For this reason, we found that a direct appeal of Reid's
conviction would have had merit and, accordingly, the trial
court was required to hold an evidentiary hearing as to
whether ineffective assistance of counsel was the reason
Reid's conviction was not timely appealed. Id.
at 778 (2) (c).
remand, after Reid filed a motion for appointment of counsel
and another motion to withdraw guilty plea, the trial court
held an evidentiary hearing. At the hearing, the trial court
heard testimony from Reid and the two officers involved in
the altercation that served as the basis for Reid's
convictions. Although most of Reid's testimony concerning
the ineffectiveness of his trial counsel related to
counsel's alleged lack of preparation and his advice that
Reid accept the State's plea offer, Reid also testified
as follows: "[I]f I had've know (sic) that
I could appeal this, you know, I would. I would have, you
know, before the time ran out. But I didn't even know
anything until I got to prison and started trying to learn .
. ." The State attempted to subpoena Reid's trial
counsel to testify at the hearing, but determined that he had
retired and moved to Alaska. The State suggested, however,
that the issue of ineffective assistance of counsel could be
decided without its witness. Therefore, the trial court
proceeded without the testimony of trial counsel with the
understanding that if the trial court believed trial
counsel's testimony was necessary, it would continue the
hearing so his testimony could be secured.
the trial court implicitly denied Reid's motion for Reid
counsel; denied his motion to withdraw his guilty plea; found
that the convictions for felony and misdemeanor obstruction
did not merge; and denied Reid's motion for an
out-of-time appeal upon finding Reid was not prejudiced by
any alleged ineffective assistance of counsel. Reid appeals.
contends that the trial court erred in failing to appoint him

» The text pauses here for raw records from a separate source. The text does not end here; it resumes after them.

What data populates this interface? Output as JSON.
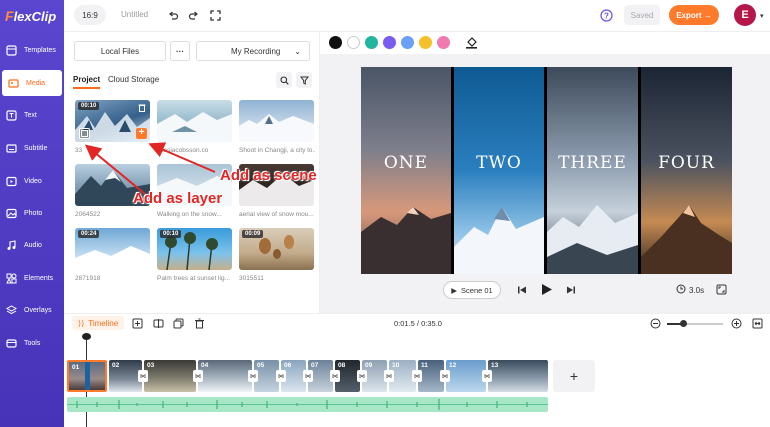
{
  "app": {
    "logo_a": "F",
    "logo_b": "lexClip"
  },
  "sidebar": {
    "items": [
      {
        "label": "Templates",
        "icon": "templates-icon"
      },
      {
        "label": "Media",
        "icon": "media-icon"
      },
      {
        "label": "Text",
        "icon": "text-icon"
      },
      {
        "label": "Subtitle",
        "icon": "subtitle-icon"
      },
      {
        "label": "Video",
        "icon": "video-icon"
      },
      {
        "label": "Photo",
        "icon": "photo-icon"
      },
      {
        "label": "Audio",
        "icon": "audio-icon"
      },
      {
        "label": "Elements",
        "icon": "elements-icon"
      },
      {
        "label": "Overlays",
        "icon": "overlays-icon"
      },
      {
        "label": "Tools",
        "icon": "tools-icon"
      }
    ]
  },
  "topbar": {
    "ratio": "16:9",
    "title": "Untitled",
    "saved": "Saved",
    "export": "Export →",
    "avatar": "E"
  },
  "media": {
    "local_files": "Local Files",
    "more": "···",
    "recording": "My Recording",
    "tabs": [
      "Project",
      "Cloud Storage"
    ],
    "items": [
      {
        "duration": "00:10",
        "caption": "33"
      },
      {
        "duration": "",
        "caption": "ksasjacobsson.co"
      },
      {
        "duration": "",
        "caption": "Shoot in Changji, a city lo..."
      },
      {
        "duration": "",
        "caption": "2064522"
      },
      {
        "duration": "",
        "caption": "Walking on the snow..."
      },
      {
        "duration": "",
        "caption": "aerial view of snow mou..."
      },
      {
        "duration": "00:24",
        "caption": "2871918"
      },
      {
        "duration": "00:10",
        "caption": "Palm trees at sunset lig..."
      },
      {
        "duration": "00:09",
        "caption": "3015511"
      }
    ]
  },
  "callouts": {
    "scene": "Add as scene",
    "layer": "Add as layer"
  },
  "colors": [
    "#111111",
    "#ffffff",
    "#22b5a0",
    "#7b5cf0",
    "#6aa0f5",
    "#f5c02a",
    "#f07bb0"
  ],
  "preview": {
    "panels": [
      "ONE",
      "TWO",
      "THREE",
      "FOUR"
    ]
  },
  "controls": {
    "scene": "Scene 01",
    "duration": "3.0s"
  },
  "timeline": {
    "label": "Timeline",
    "time": "0:01.5 / 0:35.0",
    "clips": [
      "01",
      "02",
      "03",
      "04",
      "05",
      "06",
      "07",
      "08",
      "09",
      "10",
      "11",
      "12",
      "13"
    ]
  }
}
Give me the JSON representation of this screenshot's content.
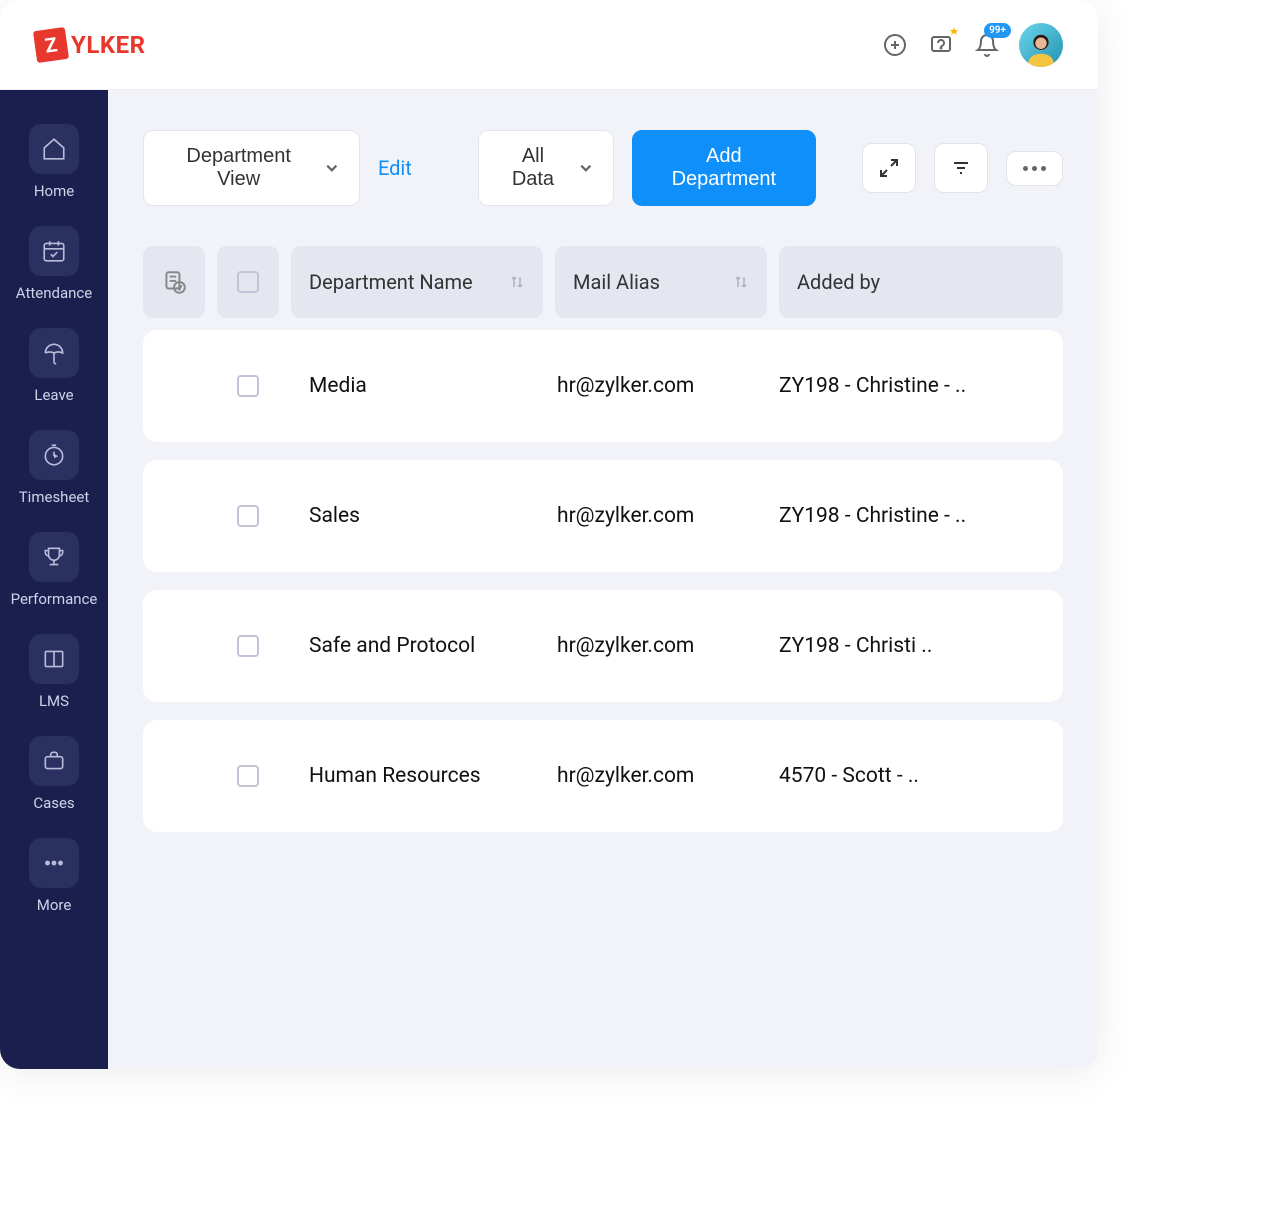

counsel on remand. We disagree.
An indigent defendant is entitled to representation by
counsel only for trial and for the direct appeal from the
judgment of conviction and sentence. . . [B]ecause a motion
for an out-of-time appeal cannot be construed as part of a
criminal defendant's first appeal of right, [Reid] was
not entitled to the assistance of appointed counsel.
(Citations and punctuation omitted.) Pierce v.
State, 289 Ga. 893, 894 (1) (717 S.E.2d 202) (2011).
Here, Reid did not timely move to withdraw his guilty plea or
timely appeal his conviction. Thus, Reid was not entitled to
appointed counsel on remand. See id.
also alleges the trial court erred in failing to vacate the
sentences that this Court found should have merged. We
Reid I, this Court held that two of Reid's
convictions, for aggravated assault on Officer Brock and
felony obstruction of Officer Brock, should have merged.
Reid I, 339 Ga.App. at 777 (2) (a). However, in
Reid I this Court did not instruct the trial court
to vacate any of the convictions. Rather, the holding that
the aggravated assault and felony obstruction convictions
should have merged was made in the context of establishing
that Reid alleged a meritorious appellate issue, which could
open the door to consideration of whether Reid's failure
to timely appeal was due to ineffective assistance of
counsel. Id. On remand, therefore, the trial court
was instructed to hold a hearing to determine if the
ineffectiveness of Reid's trial counsel frustrated his
right to a direct ...